"Obviously he wants you to fight smart but he wants you to be looking to finish. For him to be criticized about that stuff is a bunch of bull. It's just haters man. So many people have so many nice things to say about him that people get annoyed by that and start looking for anything they can find to be negative."

While Swanson's striking was certainly the highlight of his bouts with Roop and Pearson, it may be his improved footwork that is the unsung hero. He has always been an extremely active fighter, but the power he has been able to generate in his most recent outings have made the difference.

"Footwork isn't something you hear people talk about too much but it's something as fighters we have to be able to utilize," Swanson said. "We have to learn our body types and what style of fighting suits us. I'm fast and I move well so I know how to come in at weird angles and keep my feet under me. I'm looking for that power shot and I might not be able to fire off anything after it if my feet aren't under me. Footwork is a huge part of my game.
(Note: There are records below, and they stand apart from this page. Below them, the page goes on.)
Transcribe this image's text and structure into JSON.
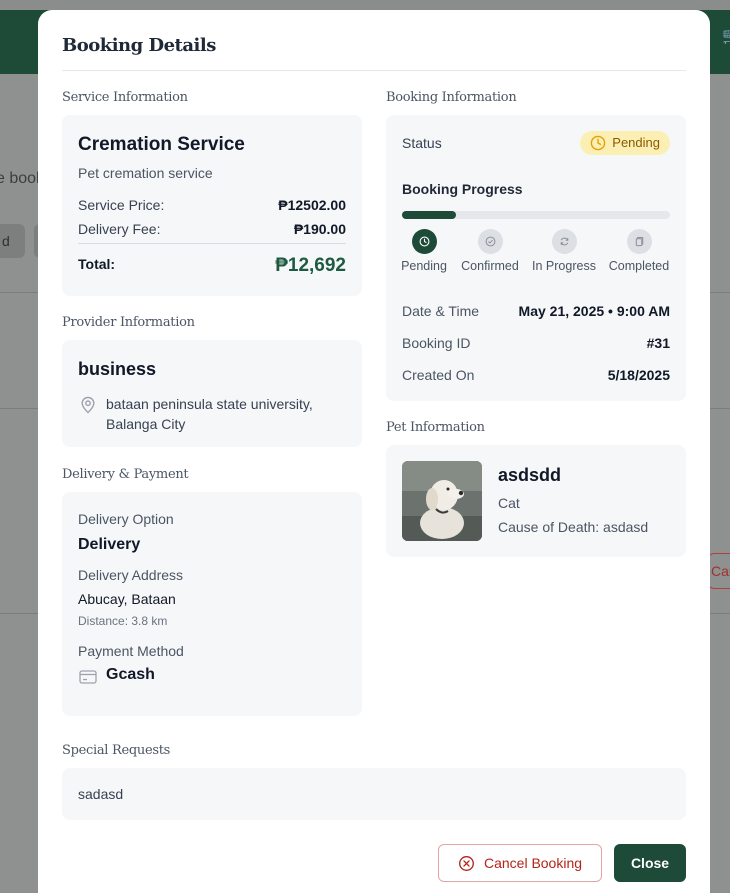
{
  "background": {
    "text_fragment": "e book",
    "chip_fragment": "d",
    "cancel_fragment": "Canc"
  },
  "modal": {
    "title": "Booking Details",
    "service": {
      "heading": "Service Information",
      "name": "Cremation Service",
      "description": "Pet cremation service",
      "price_label": "Service Price:",
      "price_value": "₱12502.00",
      "delivery_fee_label": "Delivery Fee:",
      "delivery_fee_value": "₱190.00",
      "total_label": "Total:",
      "total_value": "₱12,692"
    },
    "provider": {
      "heading": "Provider Information",
      "name": "business",
      "address": "bataan peninsula state university, Balanga City"
    },
    "delivery": {
      "heading": "Delivery & Payment",
      "option_label": "Delivery Option",
      "option_value": "Delivery",
      "address_label": "Delivery Address",
      "address_value": "Abucay, Bataan",
      "distance": "Distance: 3.8 km",
      "payment_label": "Payment Method",
      "payment_value": "Gcash"
    },
    "booking": {
      "heading": "Booking Information",
      "status_label": "Status",
      "status_value": "Pending",
      "progress_title": "Booking Progress",
      "progress_fraction": 0.2,
      "steps": [
        {
          "label": "Pending",
          "active": true
        },
        {
          "label": "Confirmed",
          "active": false
        },
        {
          "label": "In Progress",
          "active": false
        },
        {
          "label": "Completed",
          "active": false
        }
      ],
      "datetime_label": "Date & Time",
      "datetime_value": "May 21, 2025 • 9:00 AM",
      "id_label": "Booking ID",
      "id_value": "#31",
      "created_label": "Created On",
      "created_value": "5/18/2025"
    },
    "pet": {
      "heading": "Pet Information",
      "name": "asdsdd",
      "type": "Cat",
      "cause": "Cause of Death: asdasd"
    },
    "special": {
      "heading": "Special Requests",
      "text": "sadasd"
    },
    "buttons": {
      "cancel": "Cancel Booking",
      "close": "Close"
    },
    "colors": {
      "brand": "#1e4a38",
      "total": "#1e5a41",
      "pending_bg": "#fcefb4",
      "pending_text": "#8a5a00",
      "danger": "#b42318"
    }
  }
}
"I do a lot of hurdles and ladders in training. I mix those in with a bunch of crazy agility drills to make sure my footwork is where I want it to be. I'm always working on balance and I have to give it up to my two strength and conditioning coaches for always pushing me. I have a coach in California and one in New Mexico, they both have different variations in their drilling and between the two places it has been awesome."

His recent success has Cub Swanson feeling like the fighter he always knew he could be. Despite the roller coaster ride which comes with wins and losses in this sport, he knows those challenges have only served to make him a better competitor. They will also prepare him for the tough challenges which lie ahead.
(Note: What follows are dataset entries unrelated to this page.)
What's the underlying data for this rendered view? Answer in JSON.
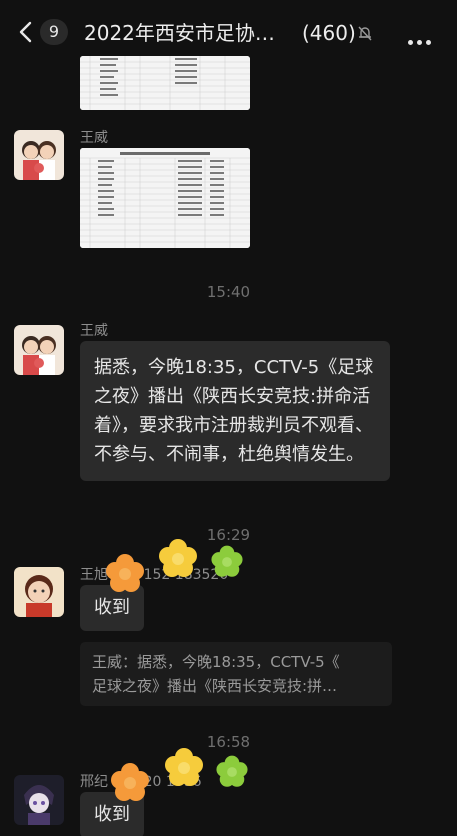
{
  "header": {
    "back_count": "9",
    "title": "2022年西安市足协…",
    "member_count": "(460)"
  },
  "messages": {
    "m1_name": "王威",
    "time1": "15:40",
    "m2_name": "王威",
    "m2_text": "据悉，今晚18:35，CCTV-5《足球之夜》播出《陕西长安竞技:拼命活着》，要求我市注册裁判员不观看、不参与、不闹事，杜绝舆情发生。",
    "time2": "16:29",
    "m3_name": "王旭 173 152 183520",
    "m3_text": "收到",
    "quote_line1": "王威：据悉，今晚18:35，CCTV-5《",
    "quote_line2": "足球之夜》播出《陕西长安竞技:拼…",
    "time3": "16:58",
    "m4_name": "邢纪 132 20 1096",
    "m4_text": "收到"
  },
  "colors": {
    "background": "#111111",
    "bubble": "#2b2b2b",
    "secondary_text": "#8e8e8e",
    "flower_orange": "#f59a3a",
    "flower_yellow": "#f6cc3c",
    "flower_green": "#8ccc3c"
  },
  "icons": [
    "chevron-left-icon",
    "mute-bell-icon",
    "more-icon",
    "flower-sticker"
  ]
}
If he is going to make a run at the featherweight title, he will most likely have to face a few familiar faces along the way.

"I definitely see myself in that top five mix but I'm in a weird situation now," Swanson said. "I have a couple of people ahead of me and a few of them are injured. I'm just sitting behind them waiting to fight. The way I won my last two fights has pushed me up there and I'm excited about it.

"I'd like a title shot soon and I'd be very grateful but I'm really just having fun out there right now. I'm trying to make a name for myself and get the fans to know who I am. I'm not the most popular fighter but I've always tried to be exciting and put on good shows. That's what I'm really focused on and if the opportunity comes for a title shot I will gladly take it. I'm not afraid of Jose Aldo.

"Chad Mendes and Ricardo Lamas are both fights I'd like to get back. But it all depends on how the UFC is with rematches. In the past they haven't been too big on rematches unless they really need to be done and I don't know how this is going to play out. It's not my call but I'd definitely take them.

"I'm just happy to be here to be honest. I've been here a long time. I think I'm the original 145-pound fighter still in the division and I've definitely been here the longest. I've been around and I'm happy that I'm still around. I'm really getting to my full potential right now and feel like this is my time."